____ Given records
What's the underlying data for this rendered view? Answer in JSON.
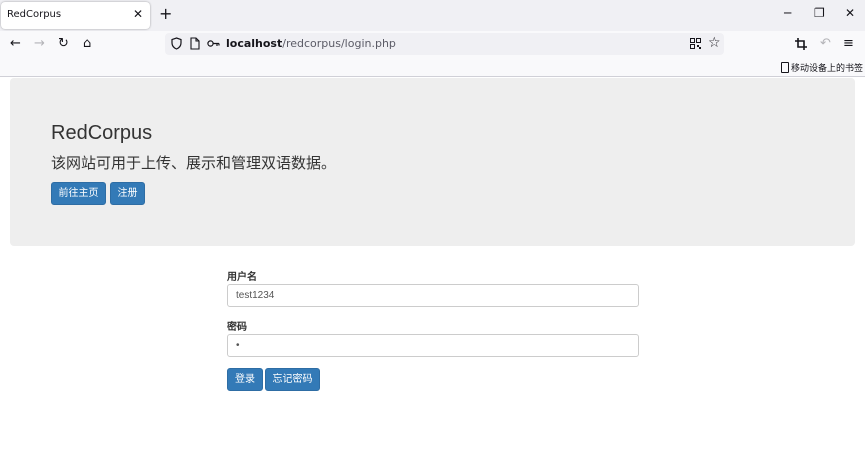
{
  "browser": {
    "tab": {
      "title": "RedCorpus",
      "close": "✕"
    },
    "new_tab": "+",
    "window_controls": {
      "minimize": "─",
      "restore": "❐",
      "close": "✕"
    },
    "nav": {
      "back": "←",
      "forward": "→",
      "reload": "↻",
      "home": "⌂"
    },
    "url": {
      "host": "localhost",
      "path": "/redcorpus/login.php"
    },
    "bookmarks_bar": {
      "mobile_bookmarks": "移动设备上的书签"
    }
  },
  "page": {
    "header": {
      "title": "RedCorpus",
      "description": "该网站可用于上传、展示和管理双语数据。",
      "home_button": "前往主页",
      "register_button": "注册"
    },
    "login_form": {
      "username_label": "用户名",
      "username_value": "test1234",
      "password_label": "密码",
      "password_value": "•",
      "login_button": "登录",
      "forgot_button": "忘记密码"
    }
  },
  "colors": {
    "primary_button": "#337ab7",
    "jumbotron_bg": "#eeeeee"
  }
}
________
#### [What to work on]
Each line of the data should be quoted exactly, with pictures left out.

#### [Solution to this task]
What's the underlying data for this rendered view? Answer in JSON.
{
  "browser": {
    "tab": {
      "title": "RedCorpus",
      "close": "✕"
    },
    "new_tab": "+",
    "window_controls": {
      "minimize": "─",
      "restore": "❐",
      "close": "✕"
    },
    "nav": {
      "back": "←",
      "forward": "→",
      "reload": "↻",
      "home": "⌂"
    },
    "url": {
      "host": "localhost",
      "path": "/redcorpus/login.php"
    },
    "bookmarks_bar": {
      "mobile_bookmarks": "移动设备上的书签"
    }
  },
  "page": {
    "header": {
      "title": "RedCorpus",
      "description": "该网站可用于上传、展示和管理双语数据。",
      "home_button": "前往主页",
      "register_button": "注册"
    },
    "login_form": {
      "username_label": "用户名",
      "username_value": "test1234",
      "password_label": "密码",
      "password_value": "•",
      "login_button": "登录",
      "forgot_button": "忘记密码"
    }
  },
  "colors": {
    "primary_button": "#337ab7",
    "jumbotron_bg": "#eeeeee"
  }
}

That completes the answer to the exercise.